Please have your copied Body Fat Chart information handy. It will play an important part in determining if your weight loss goal is realistic and healthy.
Okay, you know how much weight you want to lose. Now what?
* Note that weight loss and fat loss are two different things.
Why do you want to lose weight? Is it because you see either of the following on your body? Waving triceps, love handles, double chin, cellulite, saddle bags, potbelly, etc.
Well guess what? They are all fat and that’s why a person needs to aim to lose fat and not weight.
Just because you are (this weight), it doesn’t mean that you have to lose (this amount). Why? Because, your body fat percentage determines how much you need to lose.
The weight number you see, when you step on a scale is divided into two categories (Pounds of Lean body mass(Muscles) and Pounds of body fat).
To find out how much of your weight is fat and muscle, use this formula.
Weight x body fat percentage = Pounds of fat on your body
Weight – Pounds of fat = Pounds of Lean body mass
Say, Jane Doe weighs 200 pounds and her body fat percentage is 35%. What does this mean?
It means that Jane Doe is carrying 70 pounds of fat and 130 pounds of lean body mass.
200 x 35% (.35) = 70 pounds of body fat
200 – 70 = 130 pounds of lean body mass
Important Note: Every body needs fat on it to survive.
Jane Doe can not aim to lose 70 pounds. I don’t care if the ideal body chart says she’s suppose to be 130 pounds or less. The body fat percentage determines how much weight a person needs to lose to be healthy.
If a person’s weight loss goal number is the exact amount or higher than the amount of pounds of fat on their body, their weight loss goal is unrealistic and unhealthy. A close number to the amount of pounds of fat on their body can be unrealistic and unhealthy as well.
Here is a formula for everyone to use to determine if their weight loss goal is realistic. This formula is to be used, if the weight loss goal is way lower or kind of close to the amount of pounds of body fat on their body.
Current weight – weight loss goal = Future Weight
Future weight – lean body mass = Remaining pounds of body fat
Remaining pounds of body fat / Future Weight = Future Body fat percentage
Example: Say Jane Doe looked at her 200 pound body and decided that she wanted to lose 60 pounds. Will a 60 pound loss be unrealistic and unhealthy for her?
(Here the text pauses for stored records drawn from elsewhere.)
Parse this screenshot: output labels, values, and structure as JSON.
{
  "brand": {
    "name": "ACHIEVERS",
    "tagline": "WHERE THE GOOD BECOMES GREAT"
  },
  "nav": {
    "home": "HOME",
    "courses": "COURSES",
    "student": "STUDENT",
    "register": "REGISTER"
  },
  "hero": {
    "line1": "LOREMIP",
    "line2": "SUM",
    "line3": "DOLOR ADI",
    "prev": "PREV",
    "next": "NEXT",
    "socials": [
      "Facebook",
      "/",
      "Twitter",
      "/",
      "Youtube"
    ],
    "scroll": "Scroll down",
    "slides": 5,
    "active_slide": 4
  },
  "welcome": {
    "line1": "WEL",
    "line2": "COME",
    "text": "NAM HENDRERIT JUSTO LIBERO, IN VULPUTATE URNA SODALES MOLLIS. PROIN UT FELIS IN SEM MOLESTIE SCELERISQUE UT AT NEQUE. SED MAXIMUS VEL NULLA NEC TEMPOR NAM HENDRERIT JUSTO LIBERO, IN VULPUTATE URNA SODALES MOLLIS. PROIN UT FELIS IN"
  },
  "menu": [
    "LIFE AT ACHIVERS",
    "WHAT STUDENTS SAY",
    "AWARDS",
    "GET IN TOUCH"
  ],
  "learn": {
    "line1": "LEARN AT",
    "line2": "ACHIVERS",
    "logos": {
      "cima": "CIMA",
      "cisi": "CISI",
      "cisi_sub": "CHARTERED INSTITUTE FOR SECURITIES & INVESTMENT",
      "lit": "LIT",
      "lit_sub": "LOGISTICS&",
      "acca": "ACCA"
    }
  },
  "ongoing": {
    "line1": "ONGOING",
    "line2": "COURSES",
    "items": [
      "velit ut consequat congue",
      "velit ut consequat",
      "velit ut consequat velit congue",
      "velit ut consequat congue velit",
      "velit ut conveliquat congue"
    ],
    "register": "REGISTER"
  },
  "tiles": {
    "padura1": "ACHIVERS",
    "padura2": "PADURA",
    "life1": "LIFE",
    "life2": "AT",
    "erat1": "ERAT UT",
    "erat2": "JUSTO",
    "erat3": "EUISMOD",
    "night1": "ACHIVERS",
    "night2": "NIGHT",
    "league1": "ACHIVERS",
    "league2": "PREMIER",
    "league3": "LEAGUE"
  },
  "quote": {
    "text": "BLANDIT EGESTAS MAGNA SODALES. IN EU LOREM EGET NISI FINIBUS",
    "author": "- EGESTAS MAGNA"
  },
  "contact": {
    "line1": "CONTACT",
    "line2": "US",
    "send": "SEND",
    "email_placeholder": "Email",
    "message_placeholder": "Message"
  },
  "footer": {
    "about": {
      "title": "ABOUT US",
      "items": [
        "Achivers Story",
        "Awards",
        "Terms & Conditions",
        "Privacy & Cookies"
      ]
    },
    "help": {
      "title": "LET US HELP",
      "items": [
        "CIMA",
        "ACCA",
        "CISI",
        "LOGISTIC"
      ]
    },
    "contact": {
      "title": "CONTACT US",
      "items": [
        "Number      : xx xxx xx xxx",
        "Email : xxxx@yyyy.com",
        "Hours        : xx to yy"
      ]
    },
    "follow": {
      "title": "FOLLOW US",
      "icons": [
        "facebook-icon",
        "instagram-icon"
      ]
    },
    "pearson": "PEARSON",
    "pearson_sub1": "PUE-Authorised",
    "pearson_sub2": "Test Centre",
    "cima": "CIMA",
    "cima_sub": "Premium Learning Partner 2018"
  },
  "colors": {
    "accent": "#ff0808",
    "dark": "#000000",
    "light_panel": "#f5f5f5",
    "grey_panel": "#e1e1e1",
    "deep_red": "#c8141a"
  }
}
Lets keep in mind that Jane Doe weighs 200 pounds and her body fat percentage is 35%, making her have 70 pounds of body fat and 130 lean body mass.
200 (Current Weight) – 60 (Weight loss goal) = 140 (Future Weight)
140 (Future Weight) – 130 (lean body mass) = 10 (Remaining pounds of body fat)
10 (Remaining pounds of body fat) / 140 (Future Weight) = 7 (Future Body Fat Percentage).
Any body fat percentage under 10% for women is too low and very dangerous.
So, this means that a 60 pound weight loss goal for Jane Doe will be unrealistic and unhealthy.
Now, say she wanted to loss 50 pounds. That would be a good amount of weight to lose.
Lets look at the math.
200 (Current Weight) – 50 (Weight loss goal) = 150 (Future Weight)
150 (Future Weight) – 130 (lean body mass) = 20 (Remaining pounds of body fat)
20 (Remaining pounds of body fat) / 150 (Future Weight) = 13 (Future Body Fat Percentage).
If Jane Doe loss 50 pounds of body fat, it will give her a 13% body fat percentage and that’s a good healthy percentage for a woman to have.
I know that I have shared a lot of information with you all, but trust me, if a person goes by the amount of pounds of body fat on their body, instead of the whole number they see on a scale, they will get healthy in God.
Remember fat loss and weight loss are two different things. Fat loss shrinks the body and it can do so, without the whole number on the scale moving.
That’s the reason why I focus on my inches and body fat percentage. They let me know that I am heading in the right direction.